A team of Rochester Institute of Technology researchers has developed a high-speed internet lane for emergency situations. The research, led by professors Nirmala Shenoy and Jennifer Schneider, will help first responders communicate faster and more reliably. In this demonstration showcased on 12th May, 2017, professor Shenoy showcases the tech to first responders. Check out this video demonstration.
In the world of emergency responders, time is more than money; it is sometimes a matter of life and death. Communication between emergency teams with doctors and other decision makers in emergency centers is critical and the rule of thumb is that if it takes more than eight minutes to get there it is no longer useful.
Getting bogged down in heavy congestion on the information superhighway has consequences that can be as devastating as an ambulance stuck in traffic.
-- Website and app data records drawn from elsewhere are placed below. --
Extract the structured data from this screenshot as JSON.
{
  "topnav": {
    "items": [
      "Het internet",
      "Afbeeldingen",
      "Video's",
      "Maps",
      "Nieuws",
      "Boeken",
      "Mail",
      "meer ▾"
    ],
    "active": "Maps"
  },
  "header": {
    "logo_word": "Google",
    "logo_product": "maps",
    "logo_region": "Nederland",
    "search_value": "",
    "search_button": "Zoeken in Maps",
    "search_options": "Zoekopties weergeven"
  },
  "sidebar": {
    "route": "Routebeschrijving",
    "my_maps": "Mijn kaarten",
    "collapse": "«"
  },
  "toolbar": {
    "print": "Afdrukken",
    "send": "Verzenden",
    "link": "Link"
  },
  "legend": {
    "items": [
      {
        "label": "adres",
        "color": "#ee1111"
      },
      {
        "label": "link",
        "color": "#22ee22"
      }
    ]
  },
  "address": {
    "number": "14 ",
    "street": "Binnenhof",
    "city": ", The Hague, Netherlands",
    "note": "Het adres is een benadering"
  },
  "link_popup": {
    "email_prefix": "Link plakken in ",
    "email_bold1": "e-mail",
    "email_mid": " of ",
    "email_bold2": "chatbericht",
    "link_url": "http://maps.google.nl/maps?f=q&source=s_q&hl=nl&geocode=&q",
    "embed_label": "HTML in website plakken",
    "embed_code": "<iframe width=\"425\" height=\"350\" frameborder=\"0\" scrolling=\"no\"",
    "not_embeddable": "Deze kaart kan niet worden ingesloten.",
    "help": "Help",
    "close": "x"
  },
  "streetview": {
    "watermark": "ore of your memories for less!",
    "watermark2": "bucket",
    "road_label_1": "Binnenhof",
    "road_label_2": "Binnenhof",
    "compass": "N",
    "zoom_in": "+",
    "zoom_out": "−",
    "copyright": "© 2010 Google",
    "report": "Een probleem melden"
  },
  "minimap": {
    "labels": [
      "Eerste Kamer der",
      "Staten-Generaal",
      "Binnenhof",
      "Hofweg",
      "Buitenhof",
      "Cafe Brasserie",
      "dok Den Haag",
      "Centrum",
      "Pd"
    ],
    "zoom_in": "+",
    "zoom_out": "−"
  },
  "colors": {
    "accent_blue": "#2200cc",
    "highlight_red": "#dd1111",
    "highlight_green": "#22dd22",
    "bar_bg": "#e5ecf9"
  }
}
The good news is that help is on the way. Researchers at Rochester Institute of Technology are developing a faster and more reliable way to send and receive large amounts of data through the internet.
By creating a new network protocol, called Multi Node Label Routing protocol, they are essentially developing a new high-speed lane of online traffic, specifically for emergency information. Jennifer Schneider, professor of Applied Critical Thinking at RIT and co-principal investigator on the project, said.
Sharing data on the internet during an emergency is like trying to drive a jet down the street at rush hour. A lot of the critical information is too big and data heavy for the existing internet pipeline.
In a flood event, for example, emergency responders may need to share LIDAR mapping images, 911 requests and deployments, cell phone location data, video chats, voice recordings and social media communications.
When all that information has to compete with civilians tweeting about the disaster and messaging relative, the network can take on more than it can handle. Under normal conditions, if you receive an email five minutes late, that is still acceptable. But in an emergency situation, the implicit impact of these serious network problems truly come to light.
As a result of this increased traffic, links and routers can fail, and as the network topography changes, packets can be delayed, rerouted or lost. Current protocols—like BGP and OSPF--were invented several decades ago and not for the type of network scenarios experienced now.. They are unreliable and that manifests when a link fails
To solve this problem, Nirmala Shenoy, a professor in RIT’s Information Sciences and Technologies Department and principal investigator of the project., along with co-principal investigator Erik Golen, a visiting assistant professor in RIT’s Information Sciences and Technologies Department, and a team of five graduate students created the Multi Node Label Routing (MNLR) protocol.
It is designed with an immediate failover mechanism—meaning that if a link or node fails, it uses an alternate path right away, as soon as the failure is detected. The new protocol runs below the existing internet protocols, allowing normal internet traffic to run without disruption.
Unlike BGP and OSPF, NMLR discovers routes based on the labels assigned to the routers. The labels in turn carry the structural and relational connectivity information among routers.
Shernoy says the new protocol is “of very low complexity compared to the current routing.” The reason, he says,
is because the labels and protocols leverage the connectivity relationship that exists among routers, which are already sitting on a nice structure.
The RIT team put the protocol to the test over the U.S. GENI (Global Environment for Network Innovation). The group transferred data using BGP and the new MNLR protocol. They ran the data between 27 nodes representing the network of the incident control center, the 911 call center and the office of emergency management.
While BGP took about 150 seconds to recover from a link failure, MNLR recovered in less than 30 seconds. The recovery metrics showed that the new MNLR protocol transferred information faster and more reliably than existing protocols in the event of network failures and topology changes. Shernoy said:
While BGP has a recommended default keep alive message interval of 60 seconds, MNLR is not so constrained. In fact, MNLR can detect failure with one missing keep alive message as the failure or topology change information will be flooded internet wide, which can be expected in certain cases with BGP.
The team is continuing to develop and enhance the MNLR protocol and is planning to test and implement the protocol in emergency situations.
The project is funded by a grant from the National Science Foundation and US Ignite, a nonprofit whose mission is to spur the creation of next-generation applications and services that leverage advanced networking technologies to build the foundation for smart communities, including cities, rural areas, regions, and states.
Necessity is almost always the mother of great invention and this is one of those ideas that seems on the surface to be a slam dunk. Who can really disagree with the premise that better communications between first responders on the scene with disaster management professionals in the crisis center can help save lives?
As a practical matter, there are at least two possible hangups. The first is whether equipment vendors will broadly adopt MNLR into their current routers. That is a question that may require states and cities to mandate its use.
The second possible stumbling block is that the heavy use of MNLR during an emergency will inevitably slow down other internet traffic. It’s hard to believe that most service providers and customers won’t thing the tradeoff is worth it. But, there are probably some customers who would rather face a disaster than lose their FANG (Facebook, Amazon, Netflix, Google.)